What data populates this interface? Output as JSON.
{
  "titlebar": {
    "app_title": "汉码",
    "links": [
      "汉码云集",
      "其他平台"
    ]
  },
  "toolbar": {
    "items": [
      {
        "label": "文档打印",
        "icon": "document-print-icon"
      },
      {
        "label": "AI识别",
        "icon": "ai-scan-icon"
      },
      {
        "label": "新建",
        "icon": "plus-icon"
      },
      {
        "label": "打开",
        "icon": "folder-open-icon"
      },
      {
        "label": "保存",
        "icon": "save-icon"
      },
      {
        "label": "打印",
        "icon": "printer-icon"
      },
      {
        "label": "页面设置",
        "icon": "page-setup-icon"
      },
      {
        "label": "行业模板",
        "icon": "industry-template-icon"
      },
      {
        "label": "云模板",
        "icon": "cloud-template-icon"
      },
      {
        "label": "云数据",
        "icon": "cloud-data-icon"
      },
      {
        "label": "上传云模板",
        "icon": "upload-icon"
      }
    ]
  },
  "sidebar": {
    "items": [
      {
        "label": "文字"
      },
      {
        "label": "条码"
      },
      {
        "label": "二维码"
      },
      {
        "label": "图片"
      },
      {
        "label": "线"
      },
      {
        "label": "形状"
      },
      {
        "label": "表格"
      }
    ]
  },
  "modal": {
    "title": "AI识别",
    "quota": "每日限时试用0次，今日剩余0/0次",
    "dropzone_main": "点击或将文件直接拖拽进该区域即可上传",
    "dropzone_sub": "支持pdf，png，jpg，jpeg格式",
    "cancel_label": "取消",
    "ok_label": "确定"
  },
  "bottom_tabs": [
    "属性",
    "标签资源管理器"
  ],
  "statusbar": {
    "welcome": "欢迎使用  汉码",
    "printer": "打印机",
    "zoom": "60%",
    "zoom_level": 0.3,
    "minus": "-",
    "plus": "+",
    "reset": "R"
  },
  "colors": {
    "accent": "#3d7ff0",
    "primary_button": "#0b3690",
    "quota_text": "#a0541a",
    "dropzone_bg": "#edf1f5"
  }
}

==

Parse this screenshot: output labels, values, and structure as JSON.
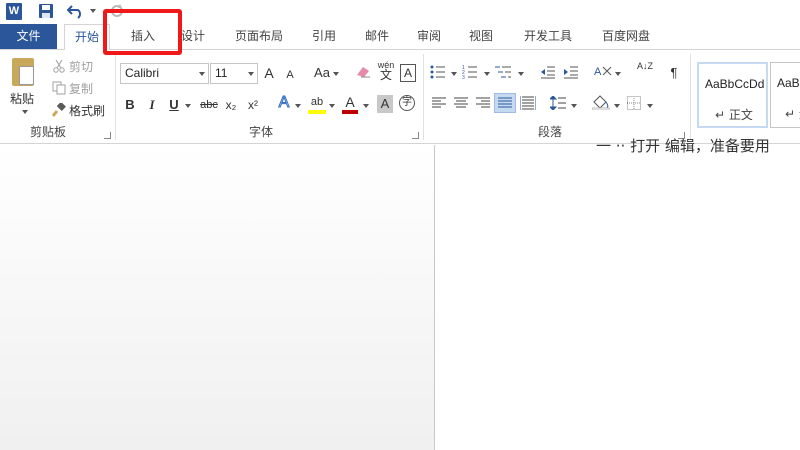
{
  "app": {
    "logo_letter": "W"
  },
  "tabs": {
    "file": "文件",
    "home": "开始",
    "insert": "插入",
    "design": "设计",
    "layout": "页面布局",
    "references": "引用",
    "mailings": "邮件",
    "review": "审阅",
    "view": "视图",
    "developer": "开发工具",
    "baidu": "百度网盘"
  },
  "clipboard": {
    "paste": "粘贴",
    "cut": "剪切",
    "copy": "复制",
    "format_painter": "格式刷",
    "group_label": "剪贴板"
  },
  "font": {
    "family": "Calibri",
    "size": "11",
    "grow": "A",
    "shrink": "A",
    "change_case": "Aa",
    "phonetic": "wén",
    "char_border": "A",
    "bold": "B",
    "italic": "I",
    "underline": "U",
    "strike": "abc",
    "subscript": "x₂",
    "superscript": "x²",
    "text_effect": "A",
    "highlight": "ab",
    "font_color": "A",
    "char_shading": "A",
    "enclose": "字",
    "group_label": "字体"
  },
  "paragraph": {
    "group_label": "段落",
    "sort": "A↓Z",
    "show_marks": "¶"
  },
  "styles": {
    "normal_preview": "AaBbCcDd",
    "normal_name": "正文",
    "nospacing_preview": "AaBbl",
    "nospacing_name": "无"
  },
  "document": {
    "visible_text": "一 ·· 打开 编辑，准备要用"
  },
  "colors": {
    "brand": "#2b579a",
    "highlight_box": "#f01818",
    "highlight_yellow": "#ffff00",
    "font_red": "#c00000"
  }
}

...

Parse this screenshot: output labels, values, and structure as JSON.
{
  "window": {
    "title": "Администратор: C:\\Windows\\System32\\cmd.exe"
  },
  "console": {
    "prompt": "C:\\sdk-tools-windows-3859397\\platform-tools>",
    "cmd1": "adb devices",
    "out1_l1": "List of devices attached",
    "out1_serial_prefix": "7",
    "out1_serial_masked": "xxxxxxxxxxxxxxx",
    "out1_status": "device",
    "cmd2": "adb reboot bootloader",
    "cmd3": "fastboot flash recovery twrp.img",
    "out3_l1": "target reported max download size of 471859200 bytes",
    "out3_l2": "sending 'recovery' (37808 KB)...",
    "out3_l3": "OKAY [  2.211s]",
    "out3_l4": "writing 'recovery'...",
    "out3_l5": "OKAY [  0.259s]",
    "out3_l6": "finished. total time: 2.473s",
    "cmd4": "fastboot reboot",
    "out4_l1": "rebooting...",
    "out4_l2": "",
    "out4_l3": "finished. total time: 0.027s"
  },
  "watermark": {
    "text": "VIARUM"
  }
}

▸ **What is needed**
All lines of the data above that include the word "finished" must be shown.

▸ **Answer to the exercise**
    "out3_l6": "finished. total time: 2.473s",
    "out4_l3": "finished. total time: 0.027s"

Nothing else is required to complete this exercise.